If you have immediate relatives who have had to flee Ukraine due to the Russia-Ukraine War, you are not alone in wanting them to be able to emigrate to the United States. There are nearly one million Americans of Ukrainian descent in the U.S., and many have reached out to us about how to enable their relatives to join them here.
While the Biden administration has announced that the U.S. will welcome 100,000 Ukrainian refugees, it has not laid out a formal process for that. We know there are many rumors going around about Ukrainians accessing the U.S. through the Mexican border, but as of yet the Biden administraiton has not made any formal statement about that possibility either. There is however a process that has been announced for immediate relatives - and that is in person Form I-130 filing at a U.S. embassy or consulate.
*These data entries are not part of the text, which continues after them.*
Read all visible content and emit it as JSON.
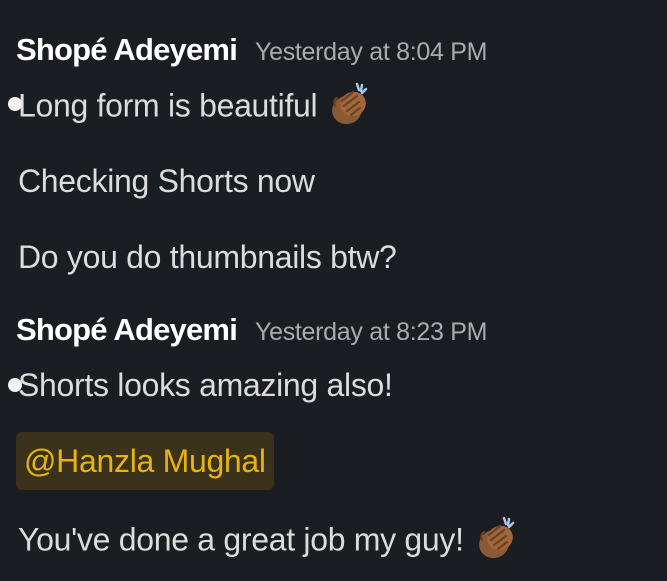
{
  "messages": [
    {
      "author": "Shopé Adeyemi",
      "timestamp": "Yesterday at 8:04 PM",
      "lines": [
        {
          "text": "Long form is beautiful",
          "emoji": "clapping-hands-icon"
        },
        {
          "text": "Checking Shorts now"
        },
        {
          "text": "Do you do thumbnails btw?"
        }
      ]
    },
    {
      "author": "Shopé Adeyemi",
      "timestamp": "Yesterday at 8:23 PM",
      "lines": [
        {
          "text": "Shorts looks amazing also!"
        },
        {
          "mention": "@Hanzla Mughal"
        },
        {
          "text": "You've done a great job my guy!",
          "emoji": "clapping-hands-icon"
        }
      ]
    }
  ],
  "colors": {
    "background": "#1a1d21",
    "author": "#ffffff",
    "timestamp": "#aaabad",
    "text": "#dcdcdd",
    "mention_text": "#e8b30c",
    "mention_bg": "#3a321b"
  }
}
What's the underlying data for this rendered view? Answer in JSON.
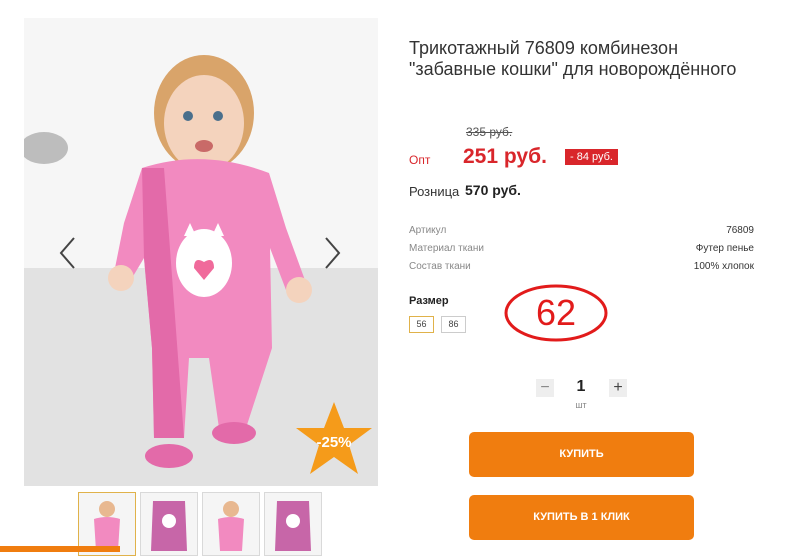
{
  "product": {
    "title": "Трикотажный 76809 комбинезон \"забавные кошки\" для новорождённого"
  },
  "pricing": {
    "old_price": "335 руб.",
    "opt_label": "Опт",
    "opt_price": "251 руб.",
    "discount_badge": "- 84 руб.",
    "retail_label": "Розница",
    "retail_price": "570 руб."
  },
  "gallery": {
    "discount_label": "-25%",
    "thumbnail_count": 4
  },
  "specs": [
    {
      "key": "Артикул",
      "value": "76809"
    },
    {
      "key": "Материал ткани",
      "value": "Футер пенье"
    },
    {
      "key": "Состав ткани",
      "value": "100% хлопок"
    }
  ],
  "size": {
    "label": "Размер",
    "options": [
      "56",
      "86"
    ],
    "selected": "56",
    "handwritten_note": "62"
  },
  "quantity": {
    "minus": "−",
    "value": "1",
    "plus": "+",
    "unit": "шт"
  },
  "actions": {
    "buy": "КУПИТЬ",
    "buy_one_click": "КУПИТЬ В 1 КЛИК"
  },
  "colors": {
    "accent_orange": "#f07d0f",
    "price_red": "#d9262b",
    "suit_pink": "#f28ac0"
  }
}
For purposes of regular I-130 filing by a U.S. citizen, the U.S. usually considers an immediate family member to be a spouse, parent, child, or sibling, and differentiates between an unmarried child younger than 21 years of age and a child older than 21 years of age.
However, for purposes of local filing of an I-130 the U.S. only allows U.S. citizens to file on behalf of their spouses, unmarried children under the age of 21, and parents who fled Afghanistan after August 2, 2021; Ethiopia after November 1, 2020; or Ukraine after February 1, 2022. The State Department has announced that in order to benefit from local filing a U.S. citizen must have been affected by the disruptive events in one of those three nations. However, the State Department page for nationals of Ukraine states only that a U.S. citizen must be present in the consular district that the I-130 is being filed in. As this has not been precisely defined, we encourage you to reach out to a local embassy or consulate to see if you qualify for local filing.
What if I Already Filed an I-130 Petition for my Ukrainian Family Member?
If you filed an I-130 petition for your family member and it has already been approved, this page lists which embassy it has likely been transferred to. Transfer locations depend on the relationship of the beneficiary listed in the I-130.
Active U.S. military members have direct access to USCIS through its Military Help Line. If you have filed an I-130 petition or are wondering if you should make a local I-130 filing, you may want to call the helpline at 877-CIS-4MIL (877-247-4645) and email it at [email protected].
If you have questions about filing a petition for a Ukrainian, Ethiopian, or Afghan relative please reach out to us at (757) 422-8472, or send us a message on our website. You can also schedule an appointment with one of our attorneys by clicking on this link.